Dear Eaton Rapids,
I’m not going to write to you about washing your hands. You already know that. I’m not going to tell you about the shortages in the grocery stores or the closure of businesses. You already know that. I’m not going to address how you, as a person, should cope with what has been delivered unto us. That is up to each of you as an individual. What works for me may not work for you.
What I am going to talk with you about is community. I have spent the last several days observing people in crisis. Crisis caused by chaos and the unknown.
Fears that are genuine and some of which have been manufactured. Questions that are going unanswered or the answers seem to be politically based or emerging from conspiracy theorists. The 24hrs of news that we can’t seem to turn off. Much like the car wreck that you can’t turn away from. You Tube videos of near riots in stores over bottled water and toilet paper.
What all this has in common is how it effects not only the individual but the community. As a police officer I dealt with crisis on a daily, sometimes on an hourly basis. Police officers seem to thrive in that type of environment. People wonder why. Because they learn to compartmentalize and restore order to chaotic situations. They become proficient at crisis management out of necessity.
It wouldn’t be calming to a person in crisis if the Police Officer showed up and lost their composure. What type of message would that send? I can answer that, hopelessness.
I am asking each of you to try to help each other to restore a sense of community.

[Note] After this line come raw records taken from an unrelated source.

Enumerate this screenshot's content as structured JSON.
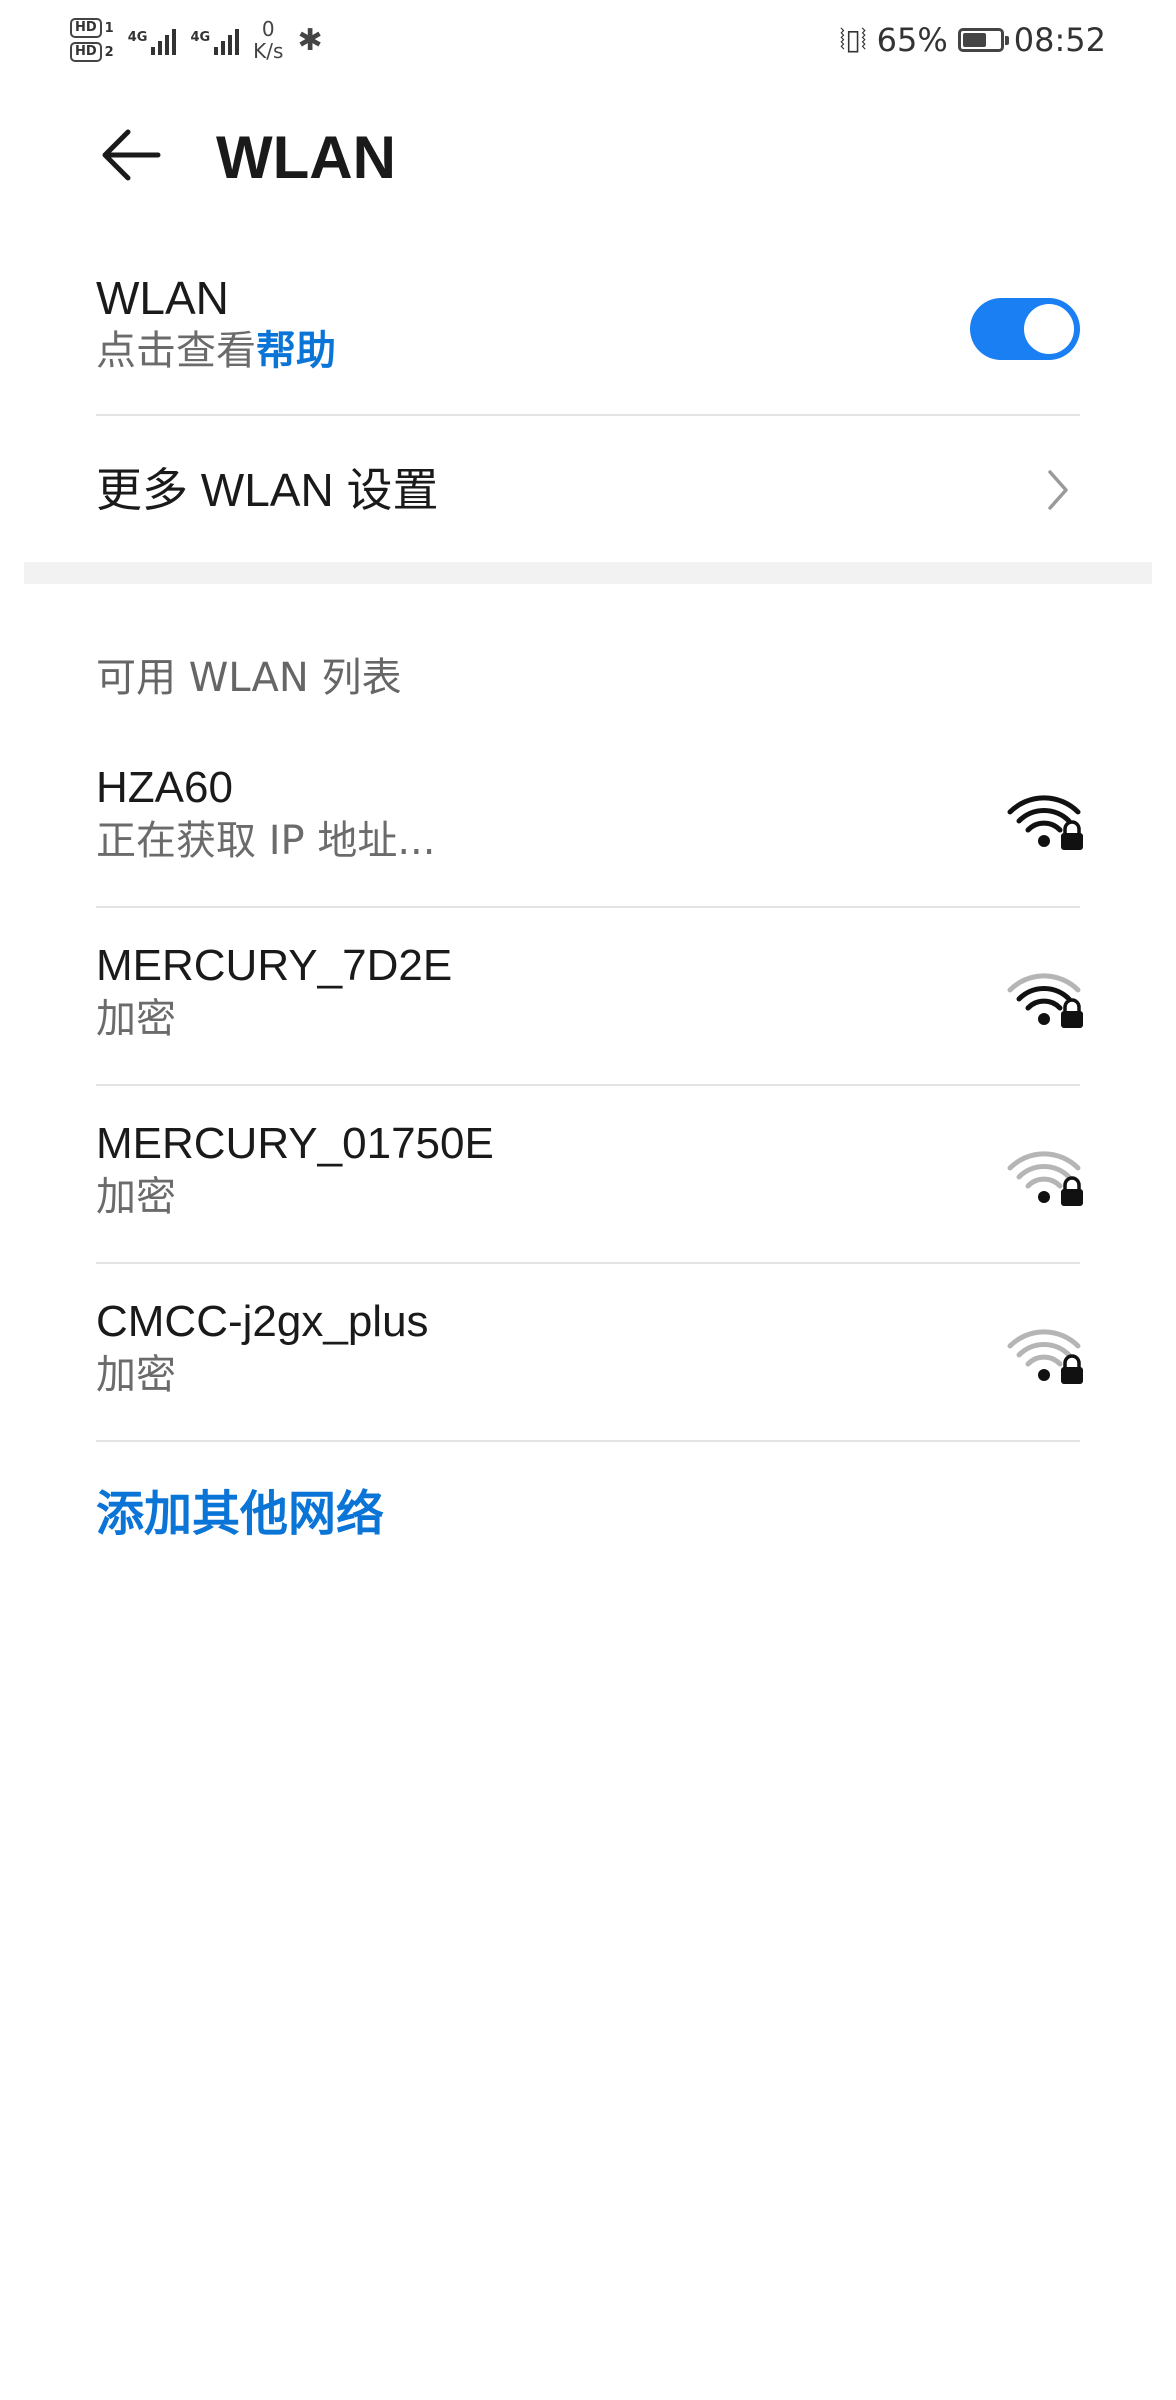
{
  "status_bar": {
    "hd1": "HD",
    "hd1_num": "1",
    "hd2": "HD",
    "hd2_num": "2",
    "signal1_label": "4G",
    "signal2_label": "4G",
    "speed_value": "0",
    "speed_unit": "K/s",
    "battery_percent_text": "65%",
    "battery_level": 0.65,
    "time": "08:52"
  },
  "header": {
    "title": "WLAN"
  },
  "wlan": {
    "label": "WLAN",
    "hint_prefix": "点击查看",
    "hint_link": "帮助",
    "enabled": true
  },
  "more_settings": {
    "label": "更多 WLAN 设置"
  },
  "available": {
    "title": "可用 WLAN 列表",
    "networks": [
      {
        "name": "HZA60",
        "status": "正在获取 IP 地址...",
        "signal": 4,
        "secured": true
      },
      {
        "name": "MERCURY_7D2E",
        "status": "加密",
        "signal": 3,
        "secured": true
      },
      {
        "name": "MERCURY_01750E",
        "status": "加密",
        "signal": 1,
        "secured": true
      },
      {
        "name": "CMCC-j2gx_plus",
        "status": "加密",
        "signal": 1,
        "secured": true
      }
    ]
  },
  "add_network": {
    "label": "添加其他网络"
  },
  "colors": {
    "accent": "#0a75d6",
    "toggle_on": "#1a7ff2",
    "text_primary": "#1a1a1a",
    "text_secondary": "#6b6b6b",
    "signal_strong": "#111111",
    "signal_weak": "#b5b5b5"
  },
  "icons": {
    "back": "arrow-left-icon",
    "chevron": "chevron-right-icon",
    "wifi": "wifi-lock-icon",
    "bluetooth": "bluetooth-icon",
    "vibrate": "vibrate-icon",
    "battery": "battery-icon"
  }
}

Work with your neighbors on child care issues. If you are going to the store ask the shut in neighbor if they need anything. Talk with your children. If you don’t think the little ones sense that things are off you are mistaken.
Take the time to extend thoughtfulness and courtesy to those around you. Those most close to you.
Use this opportunity to rebuild the foundation for the community structure that we want to restore. Each kind word or gesture is a building block. Your good intentions are the mortar that will once again bind us together as a community.
After all “YOU ARE ER.” Together “WE ARE ER.”
Remember to listen to the poets of our day. The James Taylor’s, the John Lennon’s, the Paul
McCartney’s, the Aretha Franklin’s, the Jim Croce’s and the John Denver’s. Let their words echo
in your minds and in your hearts.
I bid all of you peace. We will get through this and be stronger for it. I have watched a lot of
sunrises in Eaton Rapids. I know in my heart that our sun will never set.